“The primary factors that shape the health of Canadians are not medical treatments or lifestyle choices but rather the living conditions they experience,” according to T
he Canadian Facts, a report1 by York University’s School of Health Policy and Management. Non-hereditary, non-communicable factors that have an effect on people’s health are known as “social determinants of health.” The social determinants of health identified in York’s report include these elements that are directly affected by the built environment and incorporate working conditions, housing quality and social inclusion, among others–all of these components certainly have real implications for designers.
To improve these factors, public health and urban design professionals need to restore their close working relationship held prior to the late 19th century. At that time, the two professions collaborated on improving living and working conditions in overcrowded, disease-ridden cities. Although urban design and public-health professionals have since diverged away from each other–blame it on the ways in which research is funded and conducted–there are certainly growing concerns over alarming rates of inactivity, obesity, and associated chronic diseases. The two elds have begun to work together once again to build environments that encapsulate salutogenic public policy and design.

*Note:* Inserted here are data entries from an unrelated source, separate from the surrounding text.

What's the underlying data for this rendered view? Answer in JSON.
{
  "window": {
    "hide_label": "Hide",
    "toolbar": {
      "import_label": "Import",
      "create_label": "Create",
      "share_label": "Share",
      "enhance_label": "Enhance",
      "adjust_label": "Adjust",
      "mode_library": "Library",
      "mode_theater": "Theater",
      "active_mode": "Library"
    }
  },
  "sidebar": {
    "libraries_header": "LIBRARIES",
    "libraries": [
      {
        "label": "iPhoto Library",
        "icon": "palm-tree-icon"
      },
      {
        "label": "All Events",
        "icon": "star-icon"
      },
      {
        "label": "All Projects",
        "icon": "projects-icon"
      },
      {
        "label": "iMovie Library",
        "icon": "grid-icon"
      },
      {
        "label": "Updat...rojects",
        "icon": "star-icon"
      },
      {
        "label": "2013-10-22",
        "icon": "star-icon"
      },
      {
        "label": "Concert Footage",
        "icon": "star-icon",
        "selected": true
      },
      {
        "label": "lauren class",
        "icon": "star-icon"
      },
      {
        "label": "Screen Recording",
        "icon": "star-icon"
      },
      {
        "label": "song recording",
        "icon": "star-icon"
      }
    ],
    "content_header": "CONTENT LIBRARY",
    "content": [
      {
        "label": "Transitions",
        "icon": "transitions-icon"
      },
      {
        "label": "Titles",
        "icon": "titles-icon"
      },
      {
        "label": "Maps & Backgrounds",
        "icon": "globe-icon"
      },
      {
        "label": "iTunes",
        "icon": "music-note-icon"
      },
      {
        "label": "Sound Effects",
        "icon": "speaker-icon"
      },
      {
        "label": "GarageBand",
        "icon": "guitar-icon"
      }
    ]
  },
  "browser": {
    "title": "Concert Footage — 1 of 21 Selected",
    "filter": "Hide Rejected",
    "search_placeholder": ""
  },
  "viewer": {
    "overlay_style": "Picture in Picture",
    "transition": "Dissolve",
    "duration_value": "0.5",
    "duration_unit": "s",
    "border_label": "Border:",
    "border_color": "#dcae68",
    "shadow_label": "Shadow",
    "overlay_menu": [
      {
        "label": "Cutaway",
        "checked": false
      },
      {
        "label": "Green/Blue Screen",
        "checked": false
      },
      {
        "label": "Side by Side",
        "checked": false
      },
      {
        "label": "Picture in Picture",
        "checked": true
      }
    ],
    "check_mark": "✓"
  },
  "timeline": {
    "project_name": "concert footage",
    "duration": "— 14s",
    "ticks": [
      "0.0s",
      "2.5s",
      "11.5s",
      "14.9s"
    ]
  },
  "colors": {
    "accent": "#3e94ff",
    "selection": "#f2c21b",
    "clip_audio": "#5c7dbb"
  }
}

Architects can lead this quest for a “health creation society” and thereby change the meaning of health at every level, by everyone, everywhere. CA
Tye Farrow, co-founding partner of Farrow Partnership Architects in Toronto has launched CauseHealth.org which is an open-source website for visitors to post their ideas, news and links to research regarding how to accelerate the shift to active societal health.
The following examples illustrate how architects and urban designers are changing what people expect from their built environment by designing places that cause health.
WHAT: EngAGE is a program in the Los Angeles area that is the opposite of the assisted-living model. It provides arts and other classes for some 5,000 people living in (mostly low-income) senior apartment communities.
WHY: “We live in a society that’s very acute-care based–we wait till someone’s sick,” co-founder Tim Carpenter said. “We decided to try to get people to take on healthy behaviours without having to go to the doctor.”
CAUSES OF HEALTH: The social determinants of health that this project addresses include bringing people together to pursue creative interests that stimulate the mind and keep people active well into their retirement years. One of the “artists’ colonies” within this project includes a 77-seat theatre in the lobby where residents will deliver performances they have written, created and produced themselves.
WHAT: Via Verde is an affordable housing development in the South Bronx that is a model of health-causing infrastructure.
WHY: “Via Verde helps shift the conversation,” says The New York Times, and “…it goes out of its way to be healthy.”
CAUSES OF HEALTH: The narrow footprint of the buildings allows apartments to wrap around a leafy semi-enclosed courtyard, which provides them with cross-ventilation. To encourage people to walk and take the stairs, staircases were placed ahead of the elevators and stairwells have windows. A fitness centre is located in a highly visible spot rather than in the basement. Via Verde’s signature feature is a 40,000-square-foot terraced roof planted with communal garden and fruit trees.
For more information on EngAGE, please visit http://opinionator.blogs.nytimes.com/2012/08/15/for-healthy-aging-a-late-act-in-the-footlights/. For information on Via Verde, please visit nytimes.com/2011/09/26/arts/design/via-verde-in-south-bronx-rewrites-low-income-housing-rules.html?pagewanted=all.
This diagram illustrates how the concept of salutogenesis involves many factors of daily life which contribute to a healthier society.